Write out the data exactly, keeping every line.

> **Page and application data records**:
------

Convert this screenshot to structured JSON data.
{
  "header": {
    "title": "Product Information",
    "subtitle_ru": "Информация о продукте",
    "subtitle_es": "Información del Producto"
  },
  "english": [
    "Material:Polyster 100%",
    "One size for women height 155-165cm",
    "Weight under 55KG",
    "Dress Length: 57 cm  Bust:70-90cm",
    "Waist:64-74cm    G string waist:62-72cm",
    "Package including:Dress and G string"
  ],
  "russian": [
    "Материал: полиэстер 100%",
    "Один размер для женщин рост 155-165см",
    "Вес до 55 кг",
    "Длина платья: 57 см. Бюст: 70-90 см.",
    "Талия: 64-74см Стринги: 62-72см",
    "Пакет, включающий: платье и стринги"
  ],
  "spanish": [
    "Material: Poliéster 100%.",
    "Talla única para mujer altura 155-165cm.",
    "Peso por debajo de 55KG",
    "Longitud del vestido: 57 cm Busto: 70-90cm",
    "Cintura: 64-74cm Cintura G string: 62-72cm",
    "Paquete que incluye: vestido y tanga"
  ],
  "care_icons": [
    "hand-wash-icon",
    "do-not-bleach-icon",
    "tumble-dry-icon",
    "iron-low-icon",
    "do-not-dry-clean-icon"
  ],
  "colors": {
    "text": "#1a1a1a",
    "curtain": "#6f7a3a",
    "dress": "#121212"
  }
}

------

> **SOLUTION**:
Convert this screenshot to structured JSON data.
{
  "header": {
    "title": "Product Information",
    "subtitle_ru": "Информация о продукте",
    "subtitle_es": "Información del Producto"
  },
  "english": [
    "Material:Polyster 100%",
    "One size for women height 155-165cm",
    "Weight under 55KG",
    "Dress Length: 57 cm  Bust:70-90cm",
    "Waist:64-74cm    G string waist:62-72cm",
    "Package including:Dress and G string"
  ],
  "russian": [
    "Материал: полиэстер 100%",
    "Один размер для женщин рост 155-165см",
    "Вес до 55 кг",
    "Длина платья: 57 см. Бюст: 70-90 см.",
    "Талия: 64-74см Стринги: 62-72см",
    "Пакет, включающий: платье и стринги"
  ],
  "spanish": [
    "Material: Poliéster 100%.",
    "Talla única para mujer altura 155-165cm.",
    "Peso por debajo de 55KG",
    "Longitud del vestido: 57 cm Busto: 70-90cm",
    "Cintura: 64-74cm Cintura G string: 62-72cm",
    "Paquete que incluye: vestido y tanga"
  ],
  "care_icons": [
    "hand-wash-icon",
    "do-not-bleach-icon",
    "tumble-dry-icon",
    "iron-low-icon",
    "do-not-dry-clean-icon"
  ],
  "colors": {
    "text": "#1a1a1a",
    "curtain": "#6f7a3a",
    "dress": "#121212"
  }
}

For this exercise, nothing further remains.